> next few years.
If you want to aim high, aim at DB/2.
DB/2 is the best database on the market in terms of its features. It's
highly scalable, runs everywhere, and has an add-on for anything you can
imagine. I absolutely love DB/2. I suspect a market share study will
show that DB/2 is eating Oracle alive in the past couple years.
There is a benefit to setting your sights high. Look at the features of
the really rich products. Take the ones that are truly possible to
implement in a feasible time frame and add them to the project goals.
Eventually, you can have every feature of the most advanced DBMS systems
in that way.
I do have a suggestion as to strategic thinking on how to improve
PostgreSQL. Instead of adding a huge array of features on the to-do
list, attack the weak points of the current product. Here are the three
most important aspects of any DBMS system:
Look at places in the current product where these can be improved.
Think about this for a minute --
If your product is faster, it will appeal to a large crowd for that
If your product is more reliable, it will appeal to a large crowd for
that reason alone.
If your product is more secure, it will appeal to a large crowd for that
None is less important than the others. If any of the above 3 features
are seriously lacking, nobody will want to use the tool.
Bells and whistles are nice, but you still want the bicycle to go as
fast as possible while not breaking down and keeping the rider safe.
So my suggestion for project direction would be as follows:
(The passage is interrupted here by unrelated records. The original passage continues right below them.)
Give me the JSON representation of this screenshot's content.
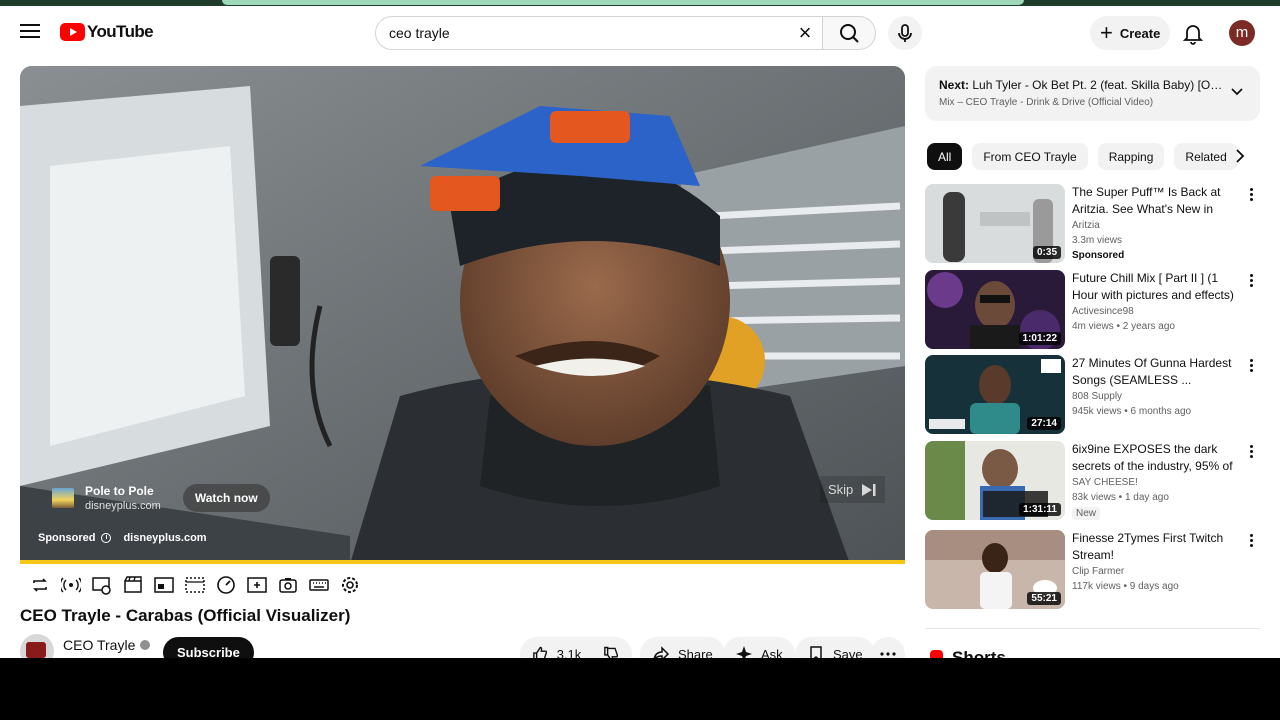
{
  "topbar": {
    "logo_text": "YouTube",
    "search_value": "ceo trayle",
    "create_label": "Create",
    "avatar_letter": "m"
  },
  "player": {
    "ad_title": "Pole to Pole",
    "ad_domain": "disneyplus.com",
    "watch_now_label": "Watch now",
    "sponsored_label": "Sponsored",
    "sponsored_domain": "disneyplus.com",
    "skip_label": "Skip"
  },
  "video": {
    "title": "CEO Trayle - Carabas (Official Visualizer)",
    "channel": "CEO Trayle",
    "subscribe_label": "Subscribe",
    "likes": "3.1k",
    "share_label": "Share",
    "ask_label": "Ask",
    "save_label": "Save"
  },
  "upnext": {
    "prefix": "Next:",
    "title": "Luh Tyler - Ok Bet Pt. 2 (feat. Skilla Baby) [Offi...",
    "mix": "Mix – CEO Trayle - Drink & Drive (Official Video)"
  },
  "chips": [
    "All",
    "From CEO Trayle",
    "Rapping",
    "Related"
  ],
  "recommendations": [
    {
      "title": "The Super Puff™ Is Back at Aritzia. See What's New in the...",
      "channel": "Aritzia",
      "meta": "3.3m views",
      "duration": "0:35",
      "badge": "Sponsored"
    },
    {
      "title": "Future Chill Mix [ Part II ] (1 Hour with pictures and effects)",
      "channel": "Activesince98",
      "meta": "4m views • 2 years ago",
      "duration": "1:01:22",
      "badge": ""
    },
    {
      "title": "27 Minutes Of Gunna Hardest Songs (SEAMLESS ...",
      "channel": "808 Supply",
      "meta": "945k views • 6 months ago",
      "duration": "27:14",
      "badge": ""
    },
    {
      "title": "6ix9ine EXPOSES the dark secrets of the industry, 95% of ...",
      "channel": "SAY CHEESE!",
      "meta": "83k views • 1 day ago",
      "duration": "1:31:11",
      "badge": "New"
    },
    {
      "title": "Finesse 2Tymes First Twitch Stream!",
      "channel": "Clip Farmer",
      "meta": "117k views • 9 days ago",
      "duration": "55:21",
      "badge": ""
    }
  ],
  "shorts_label": "Shorts"
}
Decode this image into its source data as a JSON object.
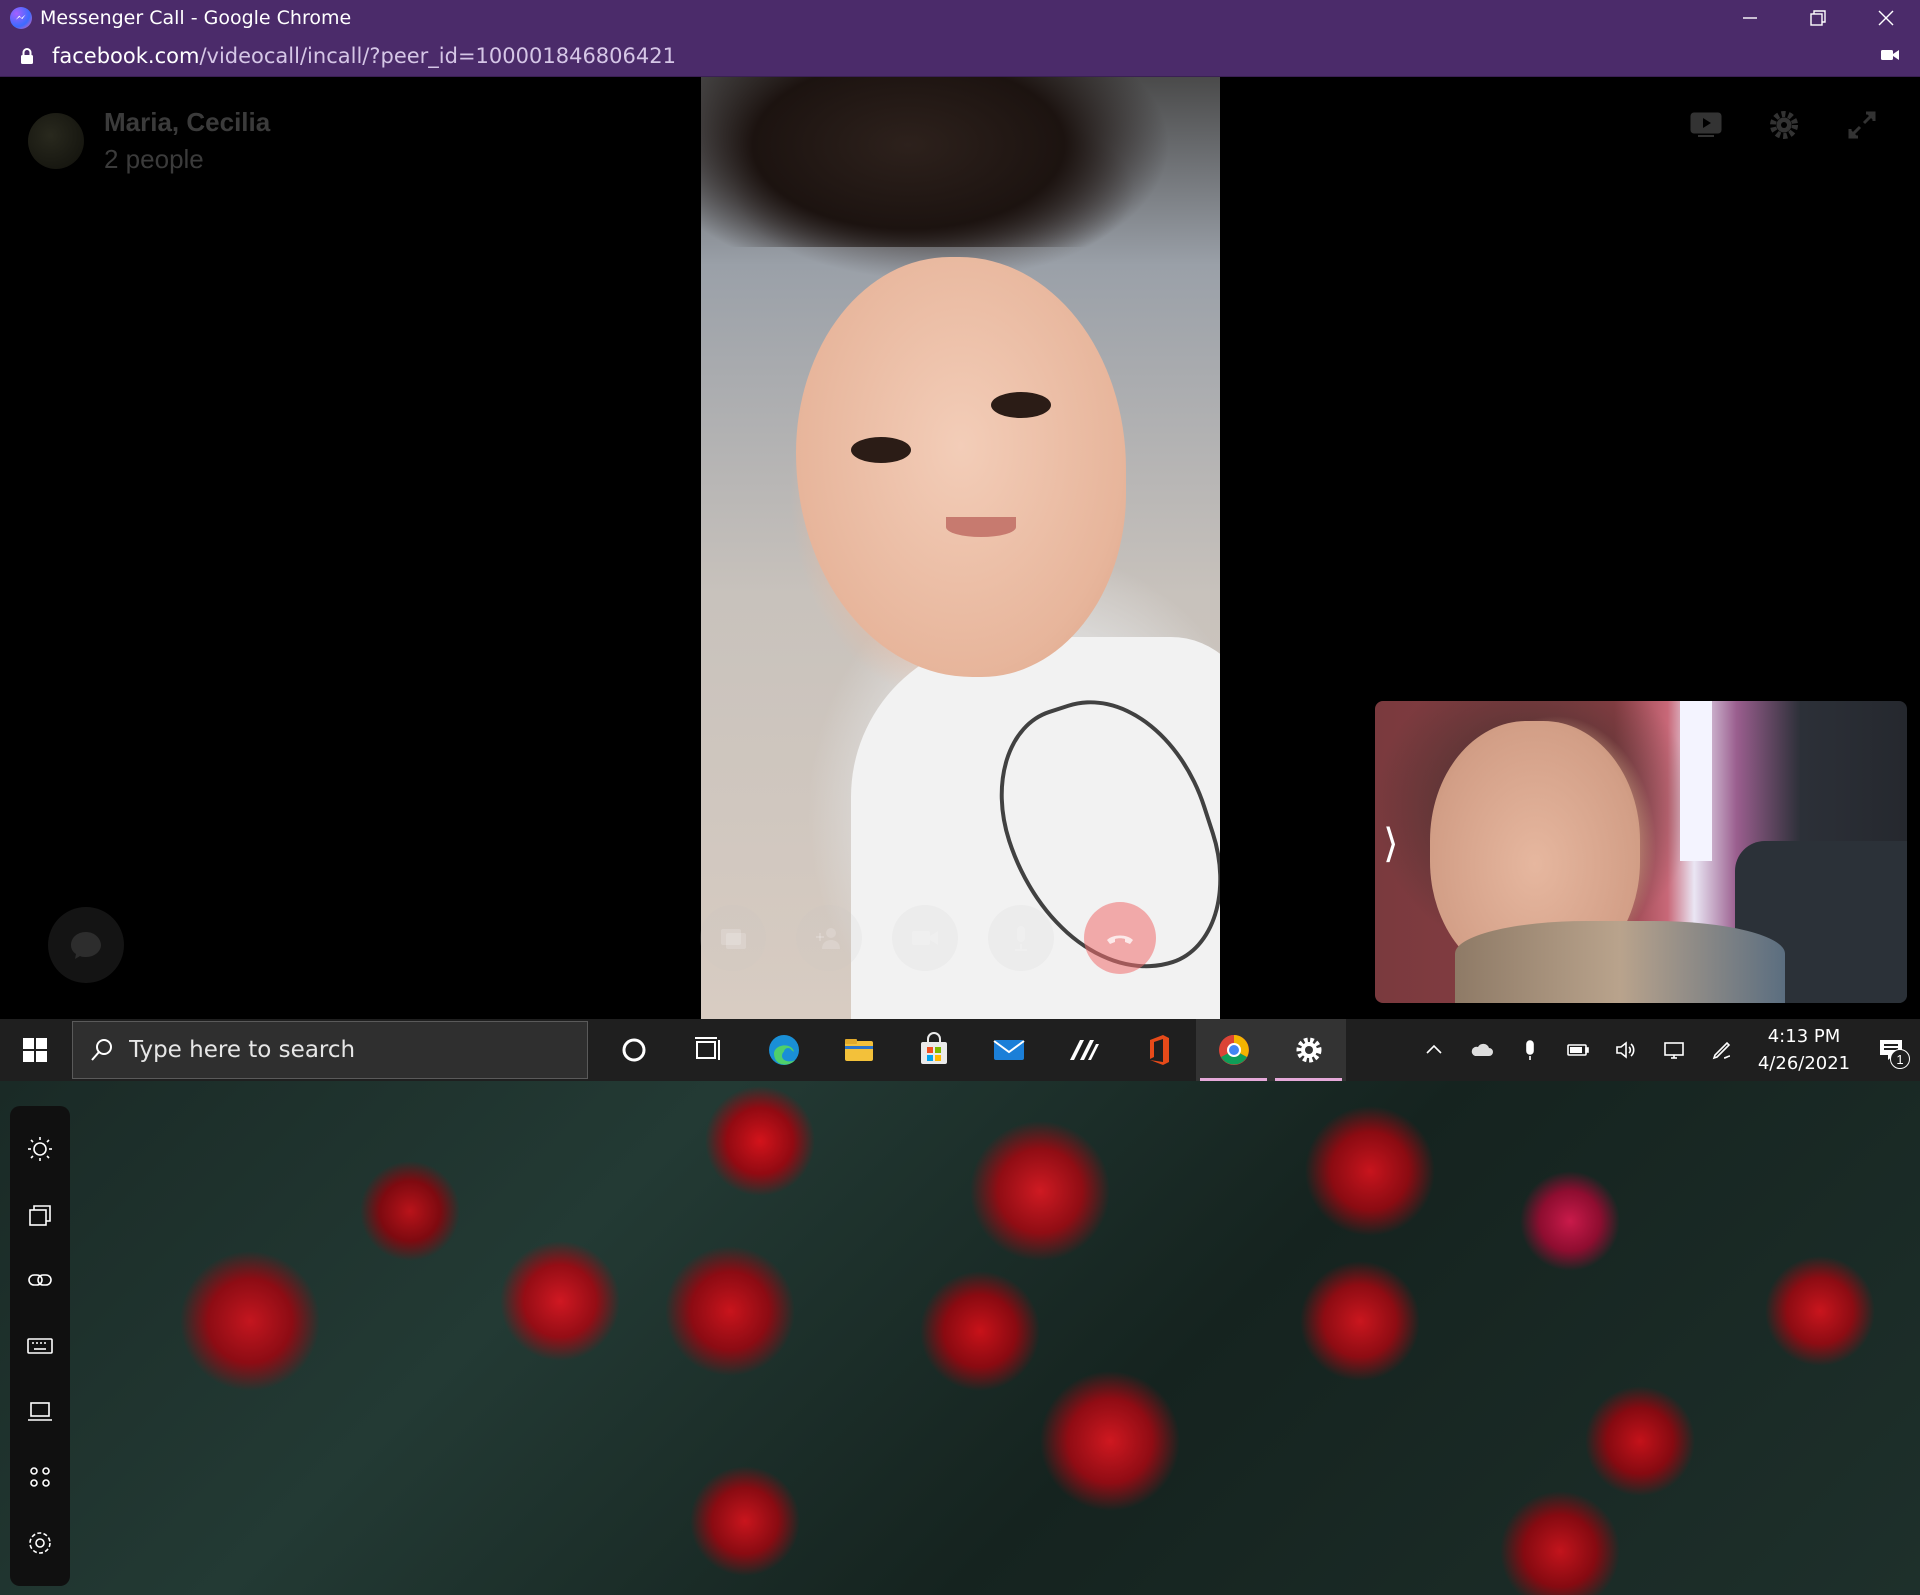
{
  "window": {
    "title": "Messenger Call - Google Chrome",
    "url_domain": "facebook.com",
    "url_path": "/videocall/incall/?peer_id=100001846806421"
  },
  "call": {
    "group_name": "Maria, Cecilia",
    "participants": "2 people",
    "top_icons": [
      "screen-share-icon",
      "settings-gear-icon",
      "fullscreen-icon"
    ],
    "controls": [
      "share-screen-button",
      "add-person-button",
      "video-toggle-button",
      "mute-button",
      "end-call-button"
    ],
    "expand_glyph": "⟩"
  },
  "taskbar": {
    "search_placeholder": "Type here to search",
    "pinned": [
      "cortana-icon",
      "task-view-icon",
      "edge-icon",
      "file-explorer-icon",
      "microsoft-store-icon",
      "mail-icon",
      "app-icon",
      "office-icon",
      "chrome-icon",
      "settings-icon"
    ],
    "active_apps": [
      "chrome-icon",
      "settings-icon"
    ],
    "time": "4:13 PM",
    "date": "4/26/2021",
    "notification_count": "1"
  },
  "side_dock": {
    "items": [
      "brightness-icon",
      "windows-icon",
      "link-icon",
      "keyboard-icon",
      "laptop-icon",
      "apps-icon",
      "settings-gear-icon"
    ]
  },
  "colors": {
    "chrome_frame": "#4b2b6a",
    "taskbar": "#1f1f1f",
    "active_indicator": "#e5a9d9"
  }
}
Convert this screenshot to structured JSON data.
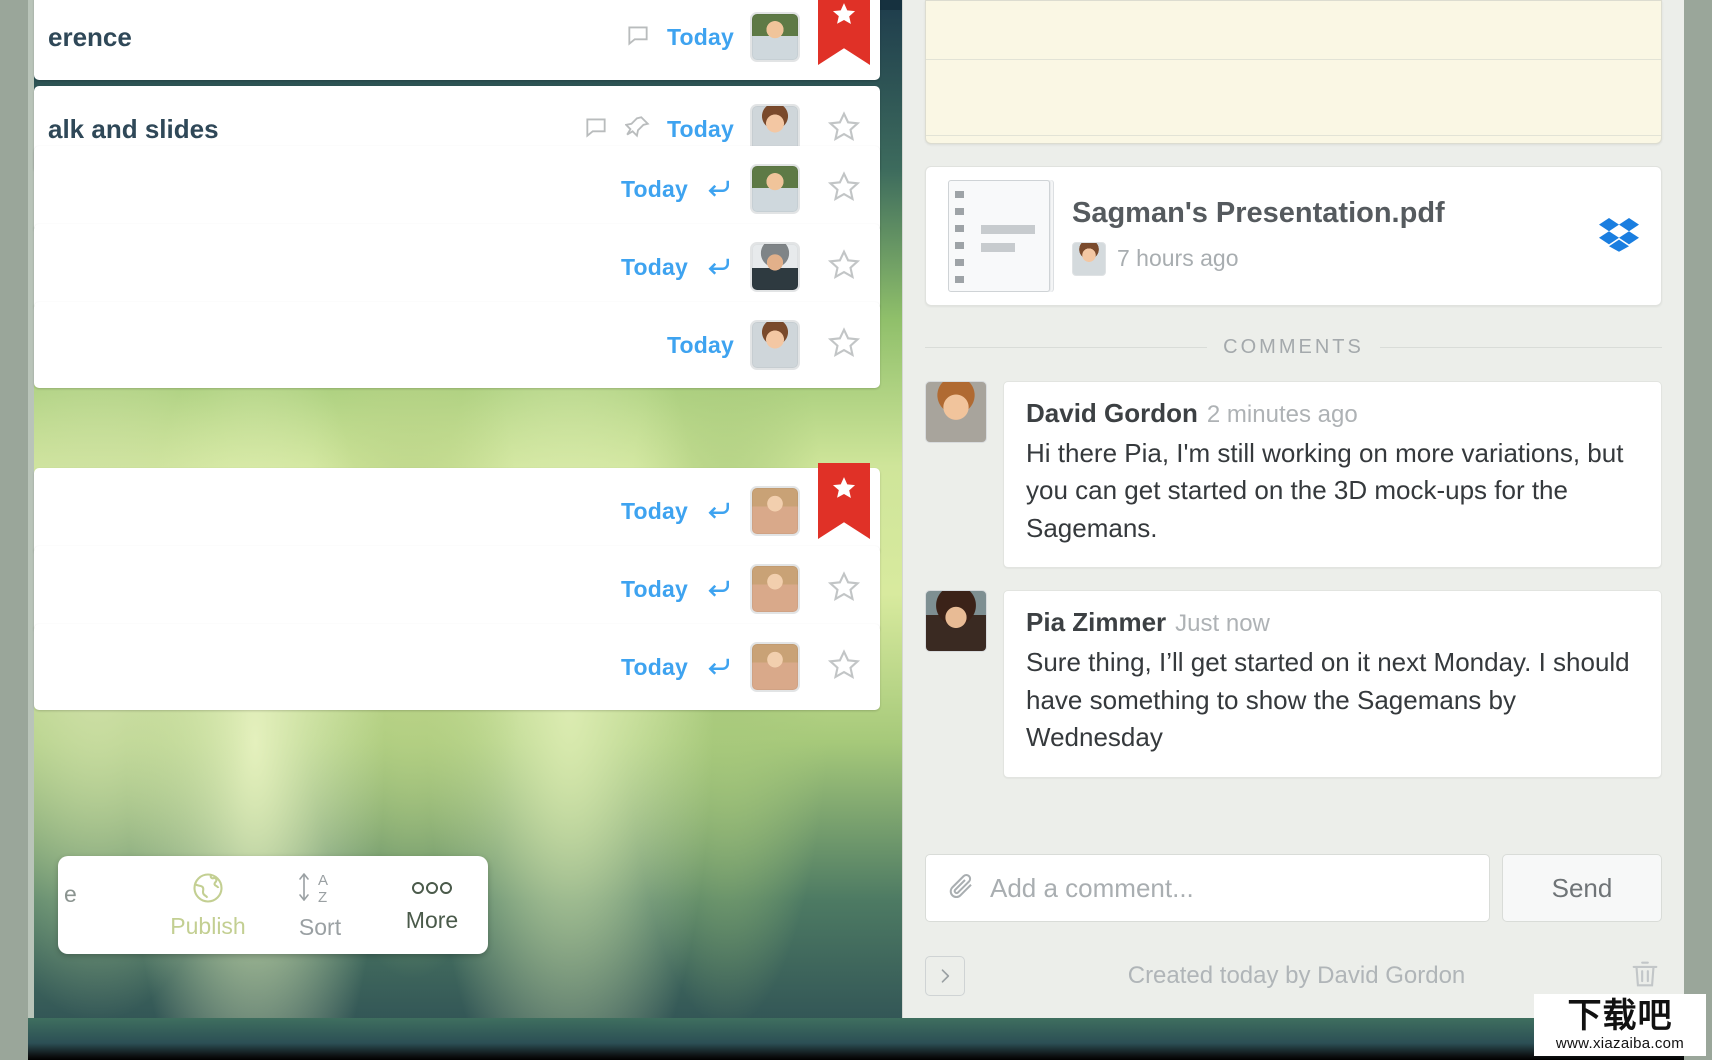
{
  "app": {
    "name": "Wunderlist task detail"
  },
  "left_panel": {
    "rows": [
      {
        "title": "erence",
        "date": "Today",
        "has_comment_icon": true,
        "has_pin_icon": false,
        "has_reply_icon": false,
        "starred": true,
        "avatar": "man-outdoor"
      },
      {
        "title": "alk and slides",
        "date": "Today",
        "has_comment_icon": true,
        "has_pin_icon": true,
        "has_reply_icon": false,
        "starred": false,
        "avatar": "woman-ponytail"
      },
      {
        "title": "",
        "date": "Today",
        "has_comment_icon": false,
        "has_pin_icon": false,
        "has_reply_icon": true,
        "starred": false,
        "avatar": "man-outdoor"
      },
      {
        "title": "",
        "date": "Today",
        "has_comment_icon": false,
        "has_pin_icon": false,
        "has_reply_icon": true,
        "starred": false,
        "avatar": "man-beanie"
      },
      {
        "title": "",
        "date": "Today",
        "has_comment_icon": false,
        "has_pin_icon": false,
        "has_reply_icon": false,
        "starred": false,
        "avatar": "woman-ponytail"
      },
      {
        "title": "",
        "date": "Today",
        "has_comment_icon": false,
        "has_pin_icon": false,
        "has_reply_icon": true,
        "starred": true,
        "avatar": "woman-long-hair"
      },
      {
        "title": "",
        "date": "Today",
        "has_comment_icon": false,
        "has_pin_icon": false,
        "has_reply_icon": true,
        "starred": false,
        "avatar": "woman-long-hair"
      },
      {
        "title": "",
        "date": "Today",
        "has_comment_icon": false,
        "has_pin_icon": false,
        "has_reply_icon": true,
        "starred": false,
        "avatar": "woman-long-hair"
      }
    ],
    "toolbar": {
      "clipped_label": "e",
      "publish_label": "Publish",
      "sort_label": "Sort",
      "sort_glyph_top": "A",
      "sort_glyph_bottom": "Z",
      "more_label": "More",
      "more_glyph": "ooo"
    }
  },
  "detail_panel": {
    "file": {
      "name": "Sagman's Presentation.pdf",
      "time": "7 hours ago",
      "source_icon": "dropbox-icon"
    },
    "comments_header": "COMMENTS",
    "comments": [
      {
        "author": "David Gordon",
        "time": "2 minutes ago",
        "text": "Hi there Pia, I'm still working on more variations, but you can get started on the 3D mock-ups for the Sagemans."
      },
      {
        "author": "Pia Zimmer",
        "time": "Just now",
        "text": "Sure thing, I’ll get started on it next Monday. I should have something to show the Sagemans by Wednesday"
      }
    ],
    "composer": {
      "placeholder": "Add a comment...",
      "send_label": "Send",
      "attach_icon": "paperclip-icon"
    },
    "footer": {
      "collapse_icon": "chevron-right-icon",
      "created_text": "Created today by David Gordon",
      "delete_icon": "trash-icon"
    }
  },
  "watermark": {
    "cn": "下载吧",
    "url": "www.xiazaiba.com"
  },
  "colors": {
    "accent_blue": "#3ea3f0",
    "star_red": "#e03127",
    "notes_yellow": "#faf7e4",
    "panel_bg": "#eceeea",
    "dropbox_blue": "#1a7ee0"
  }
}
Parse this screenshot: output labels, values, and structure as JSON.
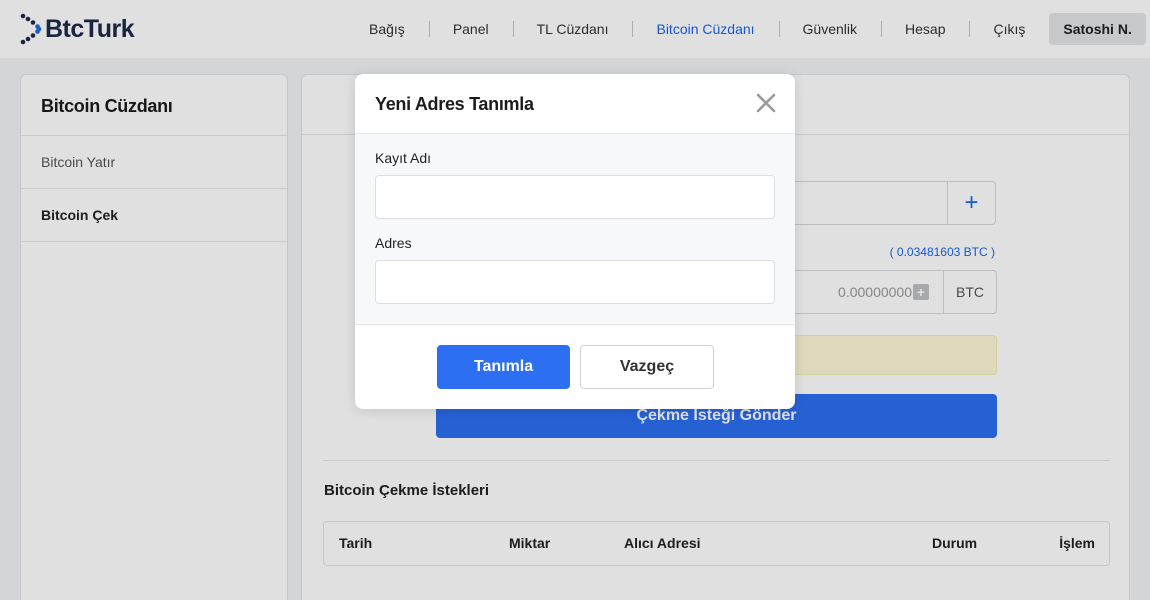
{
  "header": {
    "logo_text": "BtcTurk",
    "nav": [
      "Bağış",
      "Panel",
      "TL Cüzdanı",
      "Bitcoin Cüzdanı",
      "Güvenlik",
      "Hesap",
      "Çıkış"
    ],
    "active_nav": "Bitcoin Cüzdanı",
    "user_name": "Satoshi N."
  },
  "sidebar": {
    "title": "Bitcoin Cüzdanı",
    "items": [
      {
        "label": "Bitcoin Yatır",
        "active": false
      },
      {
        "label": "Bitcoin Çek",
        "active": true
      }
    ]
  },
  "main": {
    "add_address_symbol": "+",
    "balance": "( 0.03481603 BTC )",
    "amount_value": "0.00000000",
    "amount_unit": "BTC",
    "send_button": "Çekme İsteği Gönder",
    "requests_title": "Bitcoin Çekme İstekleri",
    "table_headers": [
      "Tarih",
      "Miktar",
      "Alıcı Adresi",
      "Durum",
      "İşlem"
    ]
  },
  "modal": {
    "title": "Yeni Adres Tanımla",
    "fields": [
      {
        "label": "Kayıt Adı",
        "value": "",
        "placeholder": ""
      },
      {
        "label": "Adres",
        "value": "",
        "placeholder": ""
      }
    ],
    "confirm_button": "Tanımla",
    "cancel_button": "Vazgeç"
  },
  "colors": {
    "accent": "#2c6ff2",
    "active_link": "#1a66e8",
    "warning_bg": "#fdf7d6",
    "brand_dark": "#1e2a4a"
  },
  "icons": {
    "logo": "btcturk-logo-icon",
    "close": "close-icon",
    "add": "plus-icon"
  }
}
2/3 effort on improving functionality of the core in the above three
1/3 effort on adding new features.
Now, I have had very little to contribute myself, and therefore my
suggestions carry no weight. The opinions of the contributors are more
important than someone from the outside looking in. But it is worth
mulling over at least.
There is one feature to PostgreSQL that does seem to be missing that is
found in all the commercial systems that I have worked with (and so I
would suggest adding it to the 'new features' list). That is the
ability to perform stored procedures that return one or more row sets.
The PostgreSQL paradigm of a stored procedure seems to me to be really
limited to a function call. Perhaps it is already being worked on.
pgsql-hackers by date
|Next:||From: Marc G. Fournier||Date: 2002-06-25 18:30:15|
|Subject: Re: Democracy and organisation : let's make a revolution|
|Previous:||From: Josh Berkus||Date: 2002-06-25 17:48:44|
|Subject: Re: Democracy and organisation : let's make a|